So as they travel to the Central Republican Stadium in Dushanbe, Tajikistan to take on Afghanistan on Thursday, November 14, it is safe to say it remains a make or break game for the Blue Tigers. Statistics do favour India on paper, as Afghanistan – ranked lower than India – have conceded more goals in the qualifiers. But a recent win over Bangladesh sees Anoush Dastgir’s side acquiring the third spot in their Group E, while India sit fourth.

History, meanwhile, esteems India as well given that the team enjoy a superior head-to-head record with six wins out of eight. All those figures, however, will be put to rest once the players take the field. Taking on Afghanistan won’t be a cakewalk, to say the least, and now that the team is without a few of their first team members, the sense of panic might compound the Indian camp.

Lack of defensive structure

India’s defensive structure has taken a big hit since Sandesh Jhingan’s absence. That 26-year-old, who is recovering from a knee injury, has been a rock-solid presence for the team and his unavailability deemed evident particularly against Bangladesh, who enjoyed regular forays during the course of 90 minutes.

Another worry for Stimac is the absence of Anas Edathodika, who recently travelled back home due to his mother’s sudden demise. So now Stimac needs to figure out who amongst Narender Gahlot and Sarthak Golui will partner Adil Khan in the central defence. But then again, injuries are something that every manager deals with and there’re absolutely no excuses for it.

Challenging conditions

“The climatic condition in Dushanbe is very different from what we have experienced in India at this time. It’s very cold and mercury level drops to closer to sub-zero,” Stimac told PTI in an interview on Tuesday.

Indian teams and clubs have struggled to make an impact in Dushanbe over the years and the climatic conditions have certainly played a bit part at it. The last Indian team to have played at the venue was Bengaluru FC, who locked horns with Istiklol, and the team squared up on the losing side.

However, the weather is not the only concern troubling the Indian team. The match, as it turns out, is set to be played on an unfamiliar astroturf, something which the Indian is certainly not used to. But given that the available players are now in full shape – with as many as 20 Indian Super League fixtures being played – there is no margin for error from hereon.

An unpredictable opponent:

Afghanistan, despite coming on the back of a 3-0 hammering at the hands of Oman, remain one of the most unpredictable units of the tournament. Cruising high on momentum, the Afghans are used to an extremely rigid style of play. The players use their brute and physical strength to trouble their opponent and this is something that the Indian team needs to keep a track of.

As for India, the team has only scored two goals in their last three games and Stimac will be hoping the likes of Ashique Kuruniyan, Brandon Fernandes and Manvir Singh step up to the chase in order to ease the pressure off captain Sunil Chhetri, who himself has struggled to find the net in ISL.

Stimac will have no excuse if his team end up on the losing side, as the Indian Super League has provided enough match practice, and there certainly aren’t any tired legs.

“We have improved a lot since our first game (against Oman),” Stimac added during his interview. “We can show what we are capable of without our key players sometimes (defender Sandesh Jhingan and midfielder Rowlin Borges). The result against Afghanistan in Dushanbe will have a major impact on the entire team.

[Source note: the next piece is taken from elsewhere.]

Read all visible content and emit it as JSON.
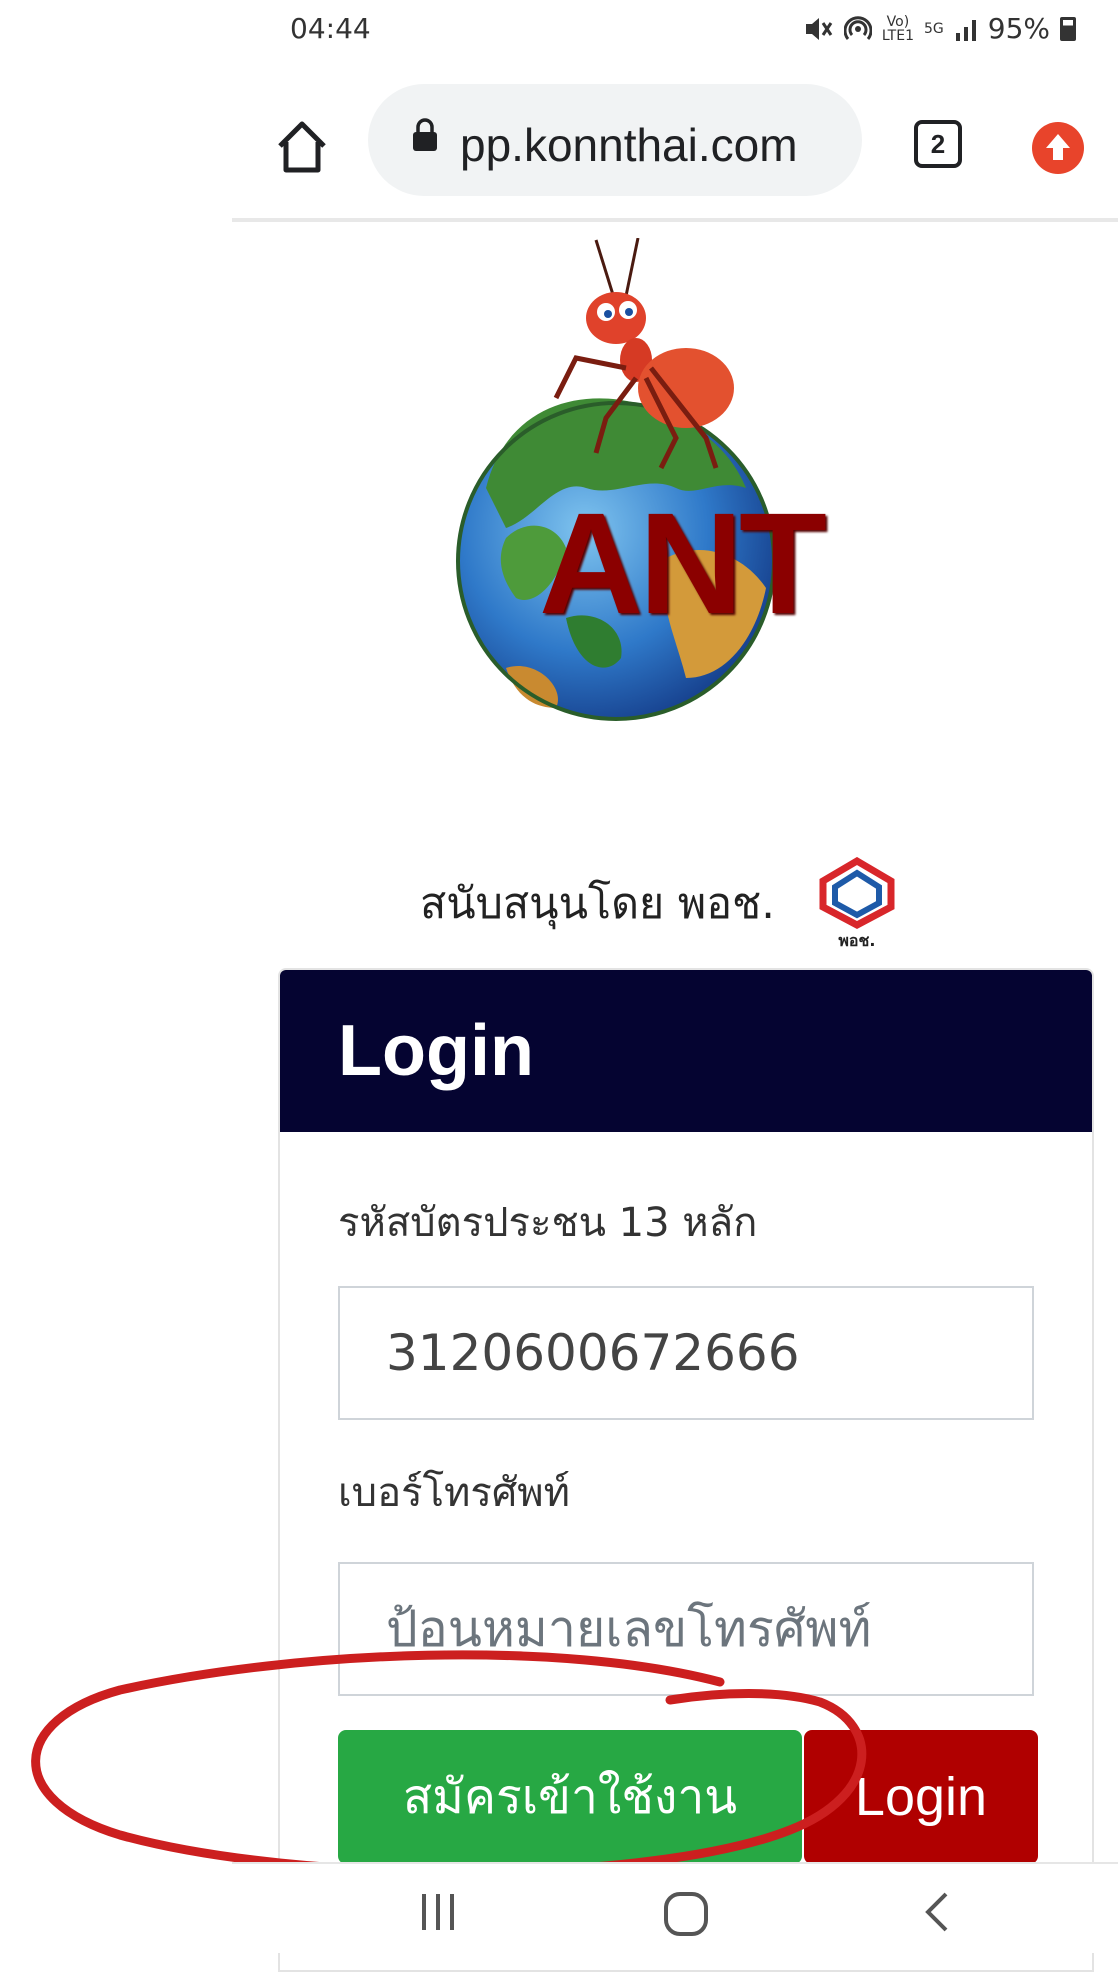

A win will boost our confidence by manifold before we head to Muscat.”

Feature image courtesy: AFP / Dibgyangshu Sarkar